The first home game of the champions’ defence was, all told, at times very low on quality, with possession squandered again and again. Both sides played it at the kind of blistering pace that gave it the atmosphere of a cup tie from the very start, but a cup tie in which neither team had the finesse to finish off the other.
The home fans made mileage of Vardy and Mahrez’s decision to remain at the title-winners rather than up sticks to the Emirates, and there will likely be more of that to come. While Mahrez was outstanding at times, however, he could not force the breakthrough and Vardy missed with a right-foot shot when Marc Albrighton robbed Laurent Koscielny and put the striker in.
Ordinarily for Arsenal a point away at the champions would have been no bad result, and there were times when they might even have won the game in the last 10 minutes. The return of Koscielny as centre-back and captain had a transformative effect on Wenger’s defence and the Frenchman partnered the 20-year-old Rob Holding who was preferred to Calum Chambers at centre-back.
Holding looks like a prospect, and the steady judgment of Koscielny alongside him will only be a benefit to the young Englishman. For the benefit of the England team, one can only hope that the tumult of playing for Arsenal in these turbulent times does not do for his confidence.
Vardy was out to do the kind of damage he can inflict on a defence, one of those furious chasing displays when he seems to cover the ground to reach a defender in the time it takes for the poor soul to look up. At one point in the first half Mahrez Cruyff-turned the life out of Bellerín.

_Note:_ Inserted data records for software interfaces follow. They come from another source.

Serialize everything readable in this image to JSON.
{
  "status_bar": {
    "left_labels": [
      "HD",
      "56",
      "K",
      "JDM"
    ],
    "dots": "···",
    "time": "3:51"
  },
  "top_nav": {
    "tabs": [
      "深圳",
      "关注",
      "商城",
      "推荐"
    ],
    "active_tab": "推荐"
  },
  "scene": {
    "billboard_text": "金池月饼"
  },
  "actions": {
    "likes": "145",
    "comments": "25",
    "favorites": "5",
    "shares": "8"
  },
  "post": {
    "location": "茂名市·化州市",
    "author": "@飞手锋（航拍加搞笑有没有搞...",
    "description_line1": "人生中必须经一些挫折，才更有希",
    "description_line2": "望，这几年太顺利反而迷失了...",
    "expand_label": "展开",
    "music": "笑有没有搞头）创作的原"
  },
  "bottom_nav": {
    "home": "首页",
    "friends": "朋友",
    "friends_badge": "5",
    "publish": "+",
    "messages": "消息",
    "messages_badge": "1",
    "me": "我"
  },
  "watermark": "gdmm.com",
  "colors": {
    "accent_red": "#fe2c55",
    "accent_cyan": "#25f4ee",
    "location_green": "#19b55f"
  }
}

It was a ropy old first half, with the ball in the air a lot in the windy conditions and not much finesse from the league that likes to think of itself as the greatest in the world. Then there was a moment near the end of the first half when the game might have turned.
A sharp throughball from Mahrez put Vardy in on goal where Cech was quick enough off his line to push it away. Possession fell to Danny Drinkwater who tangled with Koscielny. It looked clear enough as a penalty but Clattenburg was unconvinced. Vardy tried to cut the ball back but there was no one waiting in the area.
It took a few replays to unpick but Clattenburg looked to have called it right, with no contact between Koscielny and the Leicester midfielder, and the referee had the endorsement of his former select group peer Howard Webb from the BT Sport studio.
In the closing stages, Theo Walcott had an attempt at goal which Wes Morgan did well to get a foot on. There was the Vardy chance and Musa’s appeal for a penalty that was not given. In the end the brilliant Mahrez tried to decide it on his own by drifting through the Arsenal defence and shooting at goal. Cech was the equal of that attempt but it will take rather more than this to pacify an unhappy Arsenal support.